By Gwynne Dyer
“BY his resignation, he avoided spilling blood in the country,” said Mikhail Saakashvili, the opposition leader who finally ended President Eduard Shevardnadze’s 30-year c
areer as the boss of Georgia on Sunday. Twelve years after the death of the old Soviet Union, the westernmost of the three Transcaucasian republics has at last shaken off the grip of the old communist mafia. With Armenia already well into its post-communist era, this leaves only Azerbaijan to go. That may be trickier, however, for Azerbaijan is where the oil is.
A lot of the credit for the peaceful transition in Georgia must go to the disciplined crowds who protested in front of the parliament buildings in Tbilisi every day since the rigged elections on November 2, and to the soldiers and police who made it clear that they would not open fire on the people to defend Shevardnadze’s position.
But the United States is also due some credit for finally calling time on the old scoundrel, for its condemnation of Shevardnadze’s shameless manipulation of the parliamentary election was unusually blunt.
“The elections do not accurately reflect the will of the Georgian people,” said US State Department spokesman Adam Ereli, “but instead reflect massive vote fraud in Ajaria and other Georgian regions.
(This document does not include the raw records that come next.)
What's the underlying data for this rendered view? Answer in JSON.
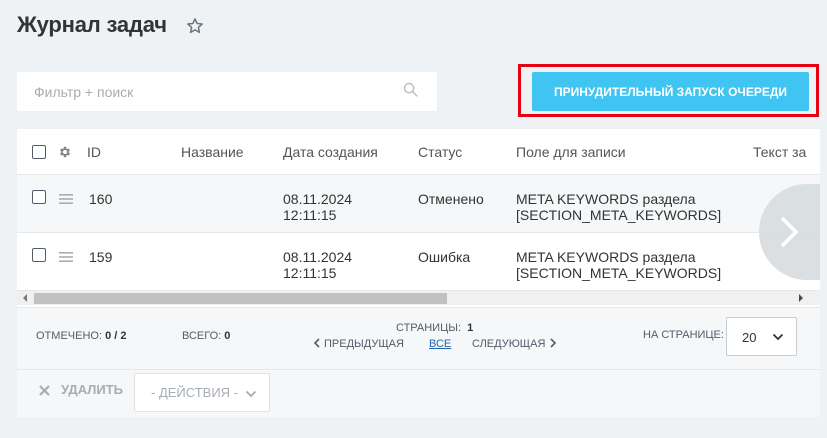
{
  "page": {
    "title": "Журнал задач"
  },
  "filter": {
    "placeholder": "Фильтр + поиск"
  },
  "toolbar": {
    "run_queue_label": "Принудительный запуск очереди"
  },
  "grid": {
    "columns": [
      "ID",
      "Название",
      "Дата создания",
      "Статус",
      "Поле для записи",
      "Текст за"
    ],
    "rows": [
      {
        "id": "160",
        "name": "",
        "date": "08.11.2024",
        "time": "12:11:15",
        "status": "Отменено",
        "field_line1": "META KEYWORDS раздела",
        "field_line2": "[SECTION_META_KEYWORDS]"
      },
      {
        "id": "159",
        "name": "",
        "date": "08.11.2024",
        "time": "12:11:15",
        "status": "Ошибка",
        "field_line1": "META KEYWORDS раздела",
        "field_line2": "[SECTION_META_KEYWORDS]"
      }
    ]
  },
  "footer": {
    "selected_label": "Отмечено:",
    "selected_value": "0 / 2",
    "total_label": "Всего:",
    "total_value": "0",
    "pages_label": "Страницы:",
    "pages_value": "1",
    "prev_label": "Предыдущая",
    "all_label": "Все",
    "next_label": "Следующая",
    "per_page_label": "На странице:",
    "per_page_value": "20"
  },
  "actions": {
    "delete_label": "Удалить",
    "actions_placeholder": "- Действия -"
  },
  "colors": {
    "accent": "#40c4f1",
    "highlight": "#e60012",
    "background": "#eef2f4"
  }
}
Specifically the parallel vote tally and exit polling conducted by reputable independent organisations differ significantly from the results released by the central election committee and these discrepancies in our view reveal an extensive manipulation of the vote count.”
Shevardnadze had often rigged elections before without facing that sort of criticism from the US government. Washington was actually saying to the Georgians: we’re washing our hands of Shevardnadze – take him down if you can. Take him down they did, and it is safe to assume that the Bush administration had already decided that it can live happily with the man who is likely to end up as president instead, Mikhail Saakashvili.
But that does not make Saakashvili a mere puppet, or invalidate the fact that there has been a genuine outbreak of democracy in Georgia. For Washington, policy towards the Transcaucasian republics (and the other ex-Soviet republics east of the Caspian Sea) is driven by three considerations.
Access to the vast new oil reserves in the region and ensuring that the vital pipelines pass through friendly countries is paramount. Enlisting the aid of these countries in the “war on terror” is also a high priority. And democracy would be nice, other things being equal.
In Georgia, happily, other things are more or less equal. Indeed, Shevardnadze, far from being a guarantee of stability, had become a seriously destabilising influence, for under his rule Georgia, once the most prosperous of all the 15 Soviet republics, has descended into desperate poverty and decay while a sleek minority grew rich amid the ruins.
Georgians were furious at the corruption all around them, but Shevardnadze did nothing to curb it, for distributing favours and privileges to his supporters, and above all to his own clan, was how he kept himself in power.
It was how Shevardnadze originally rose to power as the head of the Georgian Communist Party in 1972. Indeed, it was how almost all of the Party potentates in the non-European parts of the old Soviet Union really secured their power: behind the facade of a modern totalitarian state, they built their local political machines on patronage and clan loyalties.
The corruption did not reach such flagrant levels while the party still ruled, but it is why the old Communist bosses survived to re-emerge as the new rulers in almost all the ex-Soviet republics of the Transcaucasus and Central Asia.
Shevardnadze was off in Moscow as Soviet foreign minister in 1985-90, and did some fine work in ensuring the peaceful end of the Cold War, but when he returned to Georgia as president in 1992 (thanks to a bloody coup) he reverted to his old methods and ruled Georgia with an iron hand for eleven more years.
Now, at 75, he has been peacefully replaced by an American-educated democrat less than half his age. About time, too. In 1992 all three Transcaucasian republics emerged from Soviet rule, but their old Communist Party bosses were soon back in power, now freed of the old Soviet-era restraints. All three countries went into social and economic free-fall, experiencing levels of corruption, poverty and violence that they could not have imagined in the old days. And now, perhaps, they are starting to recover.
Armenia was the first to dump its Soviet-era boss, replacing Karen Demirchan with Robert Kocharian in a free election in 1998. Now Georgia is doing the same: new parliamentary elections are due in 45 days, and a presidential election to choose Shevardnadze’s successor will follow soon after. Both countries are still desperately poor, but they may finally be on the mend.
That leaves only Azerbaijan, where Haydar Aliyev ruled as Communist Party boss and then as president from the 1970s until his death last August – and where his son Ilham Aliyev was duly elected president in his place in October. But then, Azerbaijan has oil, so the former Communist elite there has more money to bribe its collaborators with.
It follows perfectly logically that Azerbaijan’s people are the poorest in the region despite the oil, and that its government is deeply repressive and corrupt. And that the US State Department keeps its views on the honesty of Azerbaijan’s elections to itself.
* Gwynne Dyer is a London-based independent journalist.